[Required work] Take the entries that follow and write each one out exactly.
═════ Provided information
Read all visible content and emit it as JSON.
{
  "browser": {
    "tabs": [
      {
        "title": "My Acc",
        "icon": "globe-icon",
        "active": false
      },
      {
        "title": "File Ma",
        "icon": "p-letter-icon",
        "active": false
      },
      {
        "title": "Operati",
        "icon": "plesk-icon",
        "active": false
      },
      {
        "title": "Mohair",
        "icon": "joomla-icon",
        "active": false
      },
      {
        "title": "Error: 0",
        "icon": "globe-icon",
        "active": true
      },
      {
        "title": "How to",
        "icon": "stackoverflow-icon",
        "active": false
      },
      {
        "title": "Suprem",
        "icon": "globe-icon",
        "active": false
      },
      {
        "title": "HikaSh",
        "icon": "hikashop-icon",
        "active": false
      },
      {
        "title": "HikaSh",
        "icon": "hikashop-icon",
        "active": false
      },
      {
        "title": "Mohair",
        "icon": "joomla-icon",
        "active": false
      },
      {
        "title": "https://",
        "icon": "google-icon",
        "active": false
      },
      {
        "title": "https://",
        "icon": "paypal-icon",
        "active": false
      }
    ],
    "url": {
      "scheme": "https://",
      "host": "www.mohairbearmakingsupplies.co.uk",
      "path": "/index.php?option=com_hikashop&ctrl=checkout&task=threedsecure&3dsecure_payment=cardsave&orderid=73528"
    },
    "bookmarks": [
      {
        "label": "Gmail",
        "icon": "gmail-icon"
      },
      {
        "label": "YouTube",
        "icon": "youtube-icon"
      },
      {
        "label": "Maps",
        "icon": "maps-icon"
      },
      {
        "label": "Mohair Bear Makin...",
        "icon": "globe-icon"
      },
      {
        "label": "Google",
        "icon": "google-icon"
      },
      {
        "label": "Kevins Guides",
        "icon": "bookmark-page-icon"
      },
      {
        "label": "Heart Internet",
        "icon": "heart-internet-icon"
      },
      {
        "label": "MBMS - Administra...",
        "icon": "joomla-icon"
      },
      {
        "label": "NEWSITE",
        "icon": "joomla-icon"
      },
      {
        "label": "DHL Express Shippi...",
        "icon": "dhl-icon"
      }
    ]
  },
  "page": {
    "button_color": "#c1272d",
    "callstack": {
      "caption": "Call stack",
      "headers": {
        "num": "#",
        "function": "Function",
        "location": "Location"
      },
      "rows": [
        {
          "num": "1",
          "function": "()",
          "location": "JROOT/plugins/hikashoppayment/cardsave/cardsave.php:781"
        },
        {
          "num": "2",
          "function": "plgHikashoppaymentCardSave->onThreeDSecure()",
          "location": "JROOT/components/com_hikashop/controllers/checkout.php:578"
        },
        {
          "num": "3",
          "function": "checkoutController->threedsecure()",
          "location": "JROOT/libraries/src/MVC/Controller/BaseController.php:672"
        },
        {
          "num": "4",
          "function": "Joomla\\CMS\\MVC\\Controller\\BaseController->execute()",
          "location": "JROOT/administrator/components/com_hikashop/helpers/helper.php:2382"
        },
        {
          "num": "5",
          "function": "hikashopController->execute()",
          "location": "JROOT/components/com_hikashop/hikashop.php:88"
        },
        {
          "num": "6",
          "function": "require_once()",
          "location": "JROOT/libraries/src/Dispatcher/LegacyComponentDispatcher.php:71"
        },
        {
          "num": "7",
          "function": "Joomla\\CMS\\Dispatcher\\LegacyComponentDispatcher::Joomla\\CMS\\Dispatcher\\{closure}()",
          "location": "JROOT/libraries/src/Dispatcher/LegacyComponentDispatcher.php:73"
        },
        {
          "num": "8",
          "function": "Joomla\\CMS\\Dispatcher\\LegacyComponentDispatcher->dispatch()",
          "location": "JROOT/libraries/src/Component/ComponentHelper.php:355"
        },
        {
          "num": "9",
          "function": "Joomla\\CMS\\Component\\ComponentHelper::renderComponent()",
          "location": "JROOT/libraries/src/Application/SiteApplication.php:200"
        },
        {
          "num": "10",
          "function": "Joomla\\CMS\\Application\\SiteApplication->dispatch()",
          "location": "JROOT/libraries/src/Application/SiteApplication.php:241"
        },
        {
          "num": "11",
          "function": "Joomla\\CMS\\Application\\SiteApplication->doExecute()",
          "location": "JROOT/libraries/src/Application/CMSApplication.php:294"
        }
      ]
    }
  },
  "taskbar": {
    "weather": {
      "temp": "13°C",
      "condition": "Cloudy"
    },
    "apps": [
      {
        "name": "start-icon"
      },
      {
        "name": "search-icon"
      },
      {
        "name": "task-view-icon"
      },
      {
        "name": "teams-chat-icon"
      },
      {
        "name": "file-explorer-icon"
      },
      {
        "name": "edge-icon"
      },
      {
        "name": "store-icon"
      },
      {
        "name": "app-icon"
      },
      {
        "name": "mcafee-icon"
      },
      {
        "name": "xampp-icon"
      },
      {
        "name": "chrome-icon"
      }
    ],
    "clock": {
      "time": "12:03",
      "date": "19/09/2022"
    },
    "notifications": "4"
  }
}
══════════
[Exercise answer]
Read all visible content and emit it as JSON.
{
  "browser": {
    "tabs": [
      {
        "title": "My Acc",
        "icon": "globe-icon",
        "active": false
      },
      {
        "title": "File Ma",
        "icon": "p-letter-icon",
        "active": false
      },
      {
        "title": "Operati",
        "icon": "plesk-icon",
        "active": false
      },
      {
        "title": "Mohair",
        "icon": "joomla-icon",
        "active": false
      },
      {
        "title": "Error: 0",
        "icon": "globe-icon",
        "active": true
      },
      {
        "title": "How to",
        "icon": "stackoverflow-icon",
        "active": false
      },
      {
        "title": "Suprem",
        "icon": "globe-icon",
        "active": false
      },
      {
        "title": "HikaSh",
        "icon": "hikashop-icon",
        "active": false
      },
      {
        "title": "HikaSh",
        "icon": "hikashop-icon",
        "active": false
      },
      {
        "title": "Mohair",
        "icon": "joomla-icon",
        "active": false
      },
      {
        "title": "https://",
        "icon": "google-icon",
        "active": false
      },
      {
        "title": "https://",
        "icon": "paypal-icon",
        "active": false
      }
    ],
    "url": {
      "scheme": "https://",
      "host": "www.mohairbearmakingsupplies.co.uk",
      "path": "/index.php?option=com_hikashop&ctrl=checkout&task=threedsecure&3dsecure_payment=cardsave&orderid=73528"
    },
    "bookmarks": [
      {
        "label": "Gmail",
        "icon": "gmail-icon"
      },
      {
        "label": "YouTube",
        "icon": "youtube-icon"
      },
      {
        "label": "Maps",
        "icon": "maps-icon"
      },
      {
        "label": "Mohair Bear Makin...",
        "icon": "globe-icon"
      },
      {
        "label": "Google",
        "icon": "google-icon"
      },
      {
        "label": "Kevins Guides",
        "icon": "bookmark-page-icon"
      },
      {
        "label": "Heart Internet",
        "icon": "heart-internet-icon"
      },
      {
        "label": "MBMS - Administra...",
        "icon": "joomla-icon"
      },
      {
        "label": "NEWSITE",
        "icon": "joomla-icon"
      },
      {
        "label": "DHL Express Shippi...",
        "icon": "dhl-icon"
      }
    ]
  },
  "page": {
    "button_color": "#c1272d",
    "callstack": {
      "caption": "Call stack",
      "headers": {
        "num": "#",
        "function": "Function",
        "location": "Location"
      },
      "rows": [
        {
          "num": "1",
          "function": "()",
          "location": "JROOT/plugins/hikashoppayment/cardsave/cardsave.php:781"
        },
        {
          "num": "2",
          "function": "plgHikashoppaymentCardSave->onThreeDSecure()",
          "location": "JROOT/components/com_hikashop/controllers/checkout.php:578"
        },
        {
          "num": "3",
          "function": "checkoutController->threedsecure()",
          "location": "JROOT/libraries/src/MVC/Controller/BaseController.php:672"
        },
        {
          "num": "4",
          "function": "Joomla\\CMS\\MVC\\Controller\\BaseController->execute()",
          "location": "JROOT/administrator/components/com_hikashop/helpers/helper.php:2382"
        },
        {
          "num": "5",
          "function": "hikashopController->execute()",
          "location": "JROOT/components/com_hikashop/hikashop.php:88"
        },
        {
          "num": "6",
          "function": "require_once()",
          "location": "JROOT/libraries/src/Dispatcher/LegacyComponentDispatcher.php:71"
        },
        {
          "num": "7",
          "function": "Joomla\\CMS\\Dispatcher\\LegacyComponentDispatcher::Joomla\\CMS\\Dispatcher\\{closure}()",
          "location": "JROOT/libraries/src/Dispatcher/LegacyComponentDispatcher.php:73"
        },
        {
          "num": "8",
          "function": "Joomla\\CMS\\Dispatcher\\LegacyComponentDispatcher->dispatch()",
          "location": "JROOT/libraries/src/Component/ComponentHelper.php:355"
        },
        {
          "num": "9",
          "function": "Joomla\\CMS\\Component\\ComponentHelper::renderComponent()",
          "location": "JROOT/libraries/src/Application/SiteApplication.php:200"
        },
        {
          "num": "10",
          "function": "Joomla\\CMS\\Application\\SiteApplication->dispatch()",
          "location": "JROOT/libraries/src/Application/SiteApplication.php:241"
        },
        {
          "num": "11",
          "function": "Joomla\\CMS\\Application\\SiteApplication->doExecute()",
          "location": "JROOT/libraries/src/Application/CMSApplication.php:294"
        }
      ]
    }
  },
  "taskbar": {
    "weather": {
      "temp": "13°C",
      "condition": "Cloudy"
    },
    "apps": [
      {
        "name": "start-icon"
      },
      {
        "name": "search-icon"
      },
      {
        "name": "task-view-icon"
      },
      {
        "name": "teams-chat-icon"
      },
      {
        "name": "file-explorer-icon"
      },
      {
        "name": "edge-icon"
      },
      {
        "name": "store-icon"
      },
      {
        "name": "app-icon"
      },
      {
        "name": "mcafee-icon"
      },
      {
        "name": "xampp-icon"
      },
      {
        "name": "chrome-icon"
      }
    ],
    "clock": {
      "time": "12:03",
      "date": "19/09/2022"
    },
    "notifications": "4"
  }
}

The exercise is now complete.